Then and only then does man gain peace and meaning sufficient to place an order with his cheerful, buoyant server for the reasonably-yet-seemingly-randomly-priced “Applebee’s Riblets” glazed in a smoky chipotle sauce for $12.29, or perhaps the “Sizzling Double Barrel Whiskey Sirolin" for $12.49, or for lighter fare, man might favor the “Savory Cedar Salmon" for $12.99.
Indeed, only after consuming the full compliment of his entrée in the casual, corporate dining atmosphere with a small doggie bag to take home and devour three hours later while playing X-Box can man be said to be "eating good in [his] neighborhood" and considered free of that irksome, sinister traveling companion--that irony of life, which manifests itself in the sphere of knowledge and invites true knowing to begin with a blue agave "rita" or a flavored mojito prepared by Applebee's own "mixologists" made with Curzan rum muddled with fresh mint, lime juice, and sugar served over ice and topped with club soda.
When man struggles with the prospect of dessert, rejoicing in having overcome temptation's power, there may come almost at once, right on the heels of a "fiesta chopped chicken salad" or hand-crafted "all-in burger," a "hot fudge sundae dessert shooter" or "mini salted caramel pretzel bites," each for under $5.00. In vain he tries to resist it, but he has not sufficient strength to overrule his passion for refined sugar and processed starches.
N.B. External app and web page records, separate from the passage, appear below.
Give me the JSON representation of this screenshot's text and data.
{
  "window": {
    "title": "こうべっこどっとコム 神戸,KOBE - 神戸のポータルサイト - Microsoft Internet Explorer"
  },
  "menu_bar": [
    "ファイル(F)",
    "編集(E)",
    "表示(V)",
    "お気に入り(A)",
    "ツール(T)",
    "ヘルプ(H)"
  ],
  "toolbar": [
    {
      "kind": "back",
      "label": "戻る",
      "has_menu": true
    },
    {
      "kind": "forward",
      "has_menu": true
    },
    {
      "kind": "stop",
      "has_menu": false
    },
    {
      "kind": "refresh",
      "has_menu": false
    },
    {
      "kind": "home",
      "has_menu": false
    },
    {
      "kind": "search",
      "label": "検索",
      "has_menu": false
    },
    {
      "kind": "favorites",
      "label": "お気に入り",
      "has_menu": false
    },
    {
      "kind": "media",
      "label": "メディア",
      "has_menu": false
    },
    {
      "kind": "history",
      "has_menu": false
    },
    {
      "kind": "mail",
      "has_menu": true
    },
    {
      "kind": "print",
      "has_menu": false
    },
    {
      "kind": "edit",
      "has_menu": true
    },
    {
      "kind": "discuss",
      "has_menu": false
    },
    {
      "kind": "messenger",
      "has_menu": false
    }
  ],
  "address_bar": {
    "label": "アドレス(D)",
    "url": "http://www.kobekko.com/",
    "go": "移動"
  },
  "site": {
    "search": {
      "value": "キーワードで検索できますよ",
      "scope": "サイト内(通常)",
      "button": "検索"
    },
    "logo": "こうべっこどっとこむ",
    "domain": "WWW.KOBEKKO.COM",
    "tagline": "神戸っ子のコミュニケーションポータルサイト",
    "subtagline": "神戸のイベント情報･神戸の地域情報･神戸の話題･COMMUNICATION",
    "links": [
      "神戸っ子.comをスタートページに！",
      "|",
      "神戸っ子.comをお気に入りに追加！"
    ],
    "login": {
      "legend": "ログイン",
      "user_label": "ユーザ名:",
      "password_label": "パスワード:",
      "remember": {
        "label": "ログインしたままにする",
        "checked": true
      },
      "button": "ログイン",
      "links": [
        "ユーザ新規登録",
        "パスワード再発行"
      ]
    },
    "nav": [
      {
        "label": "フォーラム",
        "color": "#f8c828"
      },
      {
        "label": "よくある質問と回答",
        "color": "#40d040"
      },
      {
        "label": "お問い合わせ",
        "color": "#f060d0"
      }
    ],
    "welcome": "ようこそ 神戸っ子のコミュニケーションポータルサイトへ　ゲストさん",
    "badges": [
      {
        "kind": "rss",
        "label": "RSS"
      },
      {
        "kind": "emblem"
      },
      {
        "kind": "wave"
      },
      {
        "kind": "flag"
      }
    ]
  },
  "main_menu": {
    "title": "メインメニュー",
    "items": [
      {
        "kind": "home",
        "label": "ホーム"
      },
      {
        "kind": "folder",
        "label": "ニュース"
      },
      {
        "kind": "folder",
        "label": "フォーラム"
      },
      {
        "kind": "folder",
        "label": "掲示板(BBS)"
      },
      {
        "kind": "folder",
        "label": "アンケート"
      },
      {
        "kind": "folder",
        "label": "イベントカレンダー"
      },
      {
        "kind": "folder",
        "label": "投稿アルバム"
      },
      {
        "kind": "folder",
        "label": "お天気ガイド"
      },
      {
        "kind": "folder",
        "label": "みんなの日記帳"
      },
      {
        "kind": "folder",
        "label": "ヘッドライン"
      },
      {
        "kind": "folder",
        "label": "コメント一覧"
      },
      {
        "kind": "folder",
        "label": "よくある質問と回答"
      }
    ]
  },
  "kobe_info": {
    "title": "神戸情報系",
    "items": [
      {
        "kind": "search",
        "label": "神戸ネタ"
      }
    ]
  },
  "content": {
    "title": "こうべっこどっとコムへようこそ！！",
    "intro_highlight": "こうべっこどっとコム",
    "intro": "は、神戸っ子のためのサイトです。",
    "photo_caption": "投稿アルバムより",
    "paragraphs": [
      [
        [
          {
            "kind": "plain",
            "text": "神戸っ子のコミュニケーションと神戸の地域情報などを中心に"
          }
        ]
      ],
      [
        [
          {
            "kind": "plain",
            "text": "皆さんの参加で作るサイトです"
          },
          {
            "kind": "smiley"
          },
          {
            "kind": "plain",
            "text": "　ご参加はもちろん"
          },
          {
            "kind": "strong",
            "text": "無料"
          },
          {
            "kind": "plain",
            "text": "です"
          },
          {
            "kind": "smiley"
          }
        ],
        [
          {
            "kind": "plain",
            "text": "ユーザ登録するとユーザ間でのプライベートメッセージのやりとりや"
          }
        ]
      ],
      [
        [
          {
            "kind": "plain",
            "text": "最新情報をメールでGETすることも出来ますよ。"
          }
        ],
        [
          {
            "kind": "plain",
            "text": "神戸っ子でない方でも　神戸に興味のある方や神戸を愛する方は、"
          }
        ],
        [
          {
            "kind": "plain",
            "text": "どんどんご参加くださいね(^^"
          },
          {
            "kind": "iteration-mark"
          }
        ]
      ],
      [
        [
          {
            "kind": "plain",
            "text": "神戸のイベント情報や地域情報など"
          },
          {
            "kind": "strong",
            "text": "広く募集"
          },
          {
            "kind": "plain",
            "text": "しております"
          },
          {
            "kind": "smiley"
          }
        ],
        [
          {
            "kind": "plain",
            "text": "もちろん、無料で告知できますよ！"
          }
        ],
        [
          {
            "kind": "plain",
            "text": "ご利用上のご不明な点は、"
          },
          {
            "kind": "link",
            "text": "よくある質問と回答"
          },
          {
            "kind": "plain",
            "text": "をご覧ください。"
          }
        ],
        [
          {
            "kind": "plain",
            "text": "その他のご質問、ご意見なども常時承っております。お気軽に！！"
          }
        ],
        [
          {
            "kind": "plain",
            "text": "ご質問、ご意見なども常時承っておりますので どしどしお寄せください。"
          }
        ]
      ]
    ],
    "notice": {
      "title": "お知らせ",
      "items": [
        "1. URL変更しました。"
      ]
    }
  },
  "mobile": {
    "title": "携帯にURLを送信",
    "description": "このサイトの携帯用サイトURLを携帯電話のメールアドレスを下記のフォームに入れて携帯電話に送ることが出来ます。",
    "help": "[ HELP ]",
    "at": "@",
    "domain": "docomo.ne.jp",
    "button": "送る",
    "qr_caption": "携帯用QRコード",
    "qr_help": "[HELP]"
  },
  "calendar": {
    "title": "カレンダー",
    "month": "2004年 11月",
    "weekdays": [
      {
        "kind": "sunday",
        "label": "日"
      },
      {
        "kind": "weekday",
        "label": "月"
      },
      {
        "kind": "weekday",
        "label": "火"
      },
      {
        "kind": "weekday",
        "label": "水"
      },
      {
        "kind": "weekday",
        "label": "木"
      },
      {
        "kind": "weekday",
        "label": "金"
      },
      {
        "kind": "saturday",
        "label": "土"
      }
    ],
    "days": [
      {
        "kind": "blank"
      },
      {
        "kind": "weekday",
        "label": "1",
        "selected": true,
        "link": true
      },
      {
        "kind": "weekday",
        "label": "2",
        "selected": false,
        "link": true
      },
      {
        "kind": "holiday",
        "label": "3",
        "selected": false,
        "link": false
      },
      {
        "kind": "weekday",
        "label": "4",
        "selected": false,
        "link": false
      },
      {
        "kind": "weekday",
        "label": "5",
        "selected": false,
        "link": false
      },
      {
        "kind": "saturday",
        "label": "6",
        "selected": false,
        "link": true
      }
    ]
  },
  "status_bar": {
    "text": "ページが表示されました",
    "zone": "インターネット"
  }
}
Often when a person has concentrated on something, a minor external circumstance arises which destroys everything. And that thing is the fact that Applebee's has something called "our music" with contracted artists man has never known to exist beyond the slimmest horizon of our consciousness. Bands like "Black Pistol Fire" and someone named "Josh Jenkins." Because "what goes great with good food?" The answer is--and can only ever be--"good tunes," according to the word of Applebee's Grill & Bar, with almost 2,000 locations and counting.